Ford Is Making Automobile Parts From Ocean Plastic

In Products, Clean News, Environment, News, Sustainability, Waste Management
Ford

Ford has just launched a new automobile part manufactured from recovered fishing nets, or “ghost gear,” which the firm is touting as the auto industry’s first usage of recycled ocean plastic. They want to provide a variety of components produced from recycled ocean plastic.

Ocean Plastics Info-graphic

It’s natural to believe Ford’s new recyclable plastic automobile component is a marketing trick. However, the business claims that the recycled plastic clip costs 10% less than the normal kind and requires less energy to manufacture.

The company showcased the innovative recycled plastic clip on the Bronco Sport, where it will be used to secure the cables connecting to the vehicle’s side air bags. Although the new part is small, it has thrown a greenish hue throughout the Bronco.

Wiring harness clips in Bronco™ Sport models are made of ocean-harvested plastic – commonly referred to as “ghost gear.”

Along with cost savings, Ford believes that the new recycled plastic clip outperforms virgin plastic in terms of performance. That is also a significant improvement from only a few years ago.

Historically, recycled plastic had limited applications due to its lower performance. In general, the majority of plastics have been downcycled for use in carpet fibre, textiles, and other products. Recent advancements, however, have enabled recycled plastic to penetrate new sectors.

Ford

The performance threshold might be raised much higher if and when next-generation recycling technology becomes commercially available, which would break down plastics into chemical building blocks for reassembly.

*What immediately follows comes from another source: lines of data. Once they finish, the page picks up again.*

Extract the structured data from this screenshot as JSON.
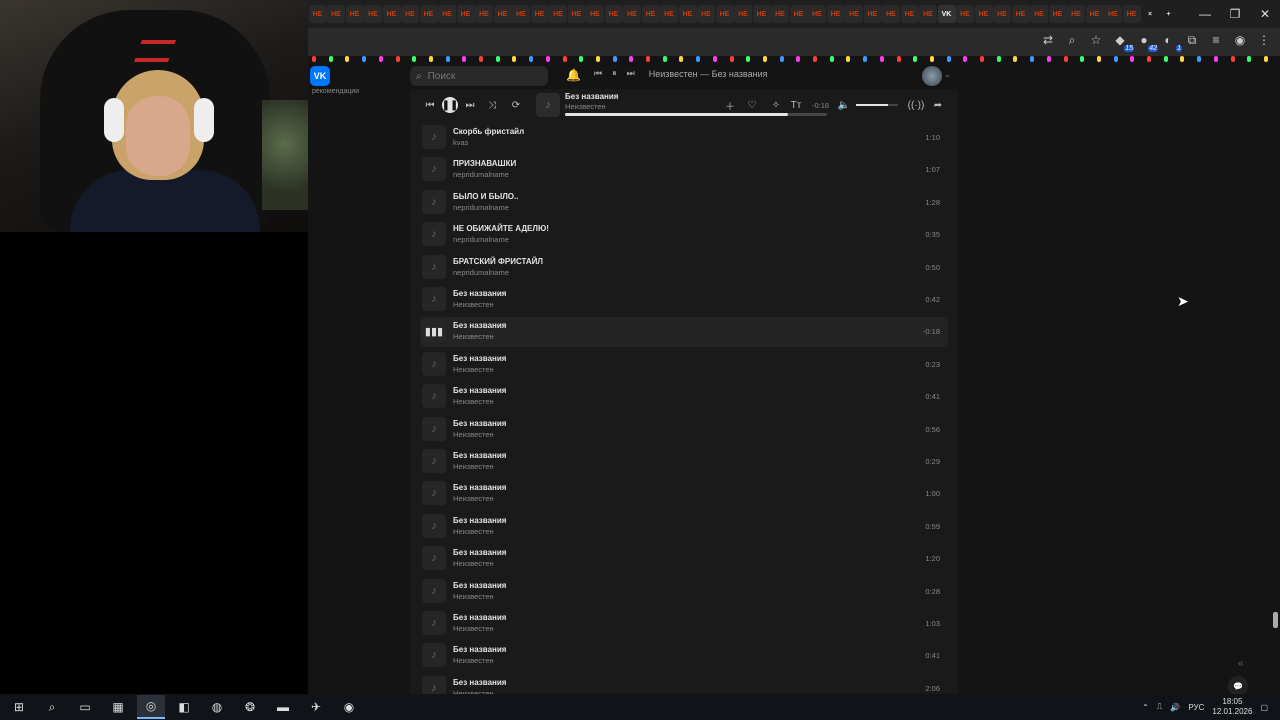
{
  "browser": {
    "tab_colors": [
      "#c73b0f",
      "#c73b0f",
      "#c73b0f",
      "#c73b0f",
      "#c73b0f",
      "#c73b0f",
      "#c73b0f",
      "#c73b0f",
      "#c73b0f",
      "#c73b0f",
      "#c73b0f",
      "#c73b0f",
      "#c73b0f",
      "#c73b0f",
      "#c73b0f",
      "#c73b0f",
      "#c73b0f",
      "#c73b0f",
      "#c73b0f",
      "#c73b0f",
      "#c73b0f",
      "#c73b0f",
      "#c73b0f",
      "#c73b0f",
      "#c73b0f",
      "#c73b0f",
      "#c73b0f",
      "#c73b0f",
      "#c73b0f",
      "#c73b0f",
      "#c73b0f",
      "#c73b0f",
      "#c73b0f",
      "#c73b0f",
      "#c73b0f",
      "#c73b0f",
      "#c73b0f",
      "#c73b0f",
      "#c73b0f",
      "#c73b0f",
      "#c73b0f",
      "#c73b0f",
      "#c73b0f",
      "#c73b0f"
    ],
    "tab_label": "НЕ",
    "vk_tab_label": "VK",
    "close_tab": "×",
    "new_tab": "+",
    "window_controls": {
      "minimize": "—",
      "restore": "❐",
      "close": "✕"
    },
    "extension_badges": {
      "ext1": "15",
      "ext2": "42",
      "ext3": "1"
    }
  },
  "vk": {
    "logo": "VK",
    "search_placeholder": "Поиск",
    "mini_player_title": "Неизвестен — Без названия",
    "recommendations_label": "рекомендации",
    "now_playing": {
      "title": "Без названия",
      "artist": "Неизвестен",
      "time": "-0:18",
      "progress": 0.85,
      "volume": 0.75
    },
    "tracks": [
      {
        "title": "Скорбь фристайл",
        "artist": "kvas",
        "duration": "1:10"
      },
      {
        "title": "ПРИЗНАВАШКИ",
        "artist": "nepridumalname",
        "duration": "1:07"
      },
      {
        "title": "БЫЛО И БЫЛО..",
        "artist": "nepridumalname",
        "duration": "1:28"
      },
      {
        "title": "НЕ ОБИЖАЙТЕ АДЕЛЮ!",
        "artist": "nepridumalname",
        "duration": "0:35"
      },
      {
        "title": "БРАТСКИЙ ФРИСТАЙЛ",
        "artist": "nepridumalname",
        "duration": "0:50"
      },
      {
        "title": "Без названия",
        "artist": "Неизвестен",
        "duration": "0:42"
      },
      {
        "title": "Без названия",
        "artist": "Неизвестен",
        "duration": "-0:18"
      },
      {
        "title": "Без названия",
        "artist": "Неизвестен",
        "duration": "0:23"
      },
      {
        "title": "Без названия",
        "artist": "Неизвестен",
        "duration": "0:41"
      },
      {
        "title": "Без названия",
        "artist": "Неизвестен",
        "duration": "0:56"
      },
      {
        "title": "Без названия",
        "artist": "Неизвестен",
        "duration": "0:29"
      },
      {
        "title": "Без названия",
        "artist": "Неизвестен",
        "duration": "1:00"
      },
      {
        "title": "Без названия",
        "artist": "Неизвестен",
        "duration": "0:59"
      },
      {
        "title": "Без названия",
        "artist": "Неизвестен",
        "duration": "1:20"
      },
      {
        "title": "Без названия",
        "artist": "Неизвестен",
        "duration": "0:28"
      },
      {
        "title": "Без названия",
        "artist": "Неизвестен",
        "duration": "1:03"
      },
      {
        "title": "Без названия",
        "artist": "Неизвестен",
        "duration": "0:41"
      },
      {
        "title": "Без названия",
        "artist": "Неизвестен",
        "duration": "2:06"
      }
    ],
    "active_track_index": 6
  },
  "taskbar": {
    "language": "РУС",
    "time": "18:05",
    "date": "12.01.2026"
  }
}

Ford also believes that plastic automobile parts contribute significantly to vehicle weight reduction, resulting in increased battery range for electric vehicles.

Reference- Ford Online Newsroom, Inside EVs, Ford Authority,

Join Our Newsletter!

Love Clean Future? We love to tell you about our new stuff. Subscribe to newsletter!

Mobile Sliding Menu

Clean Future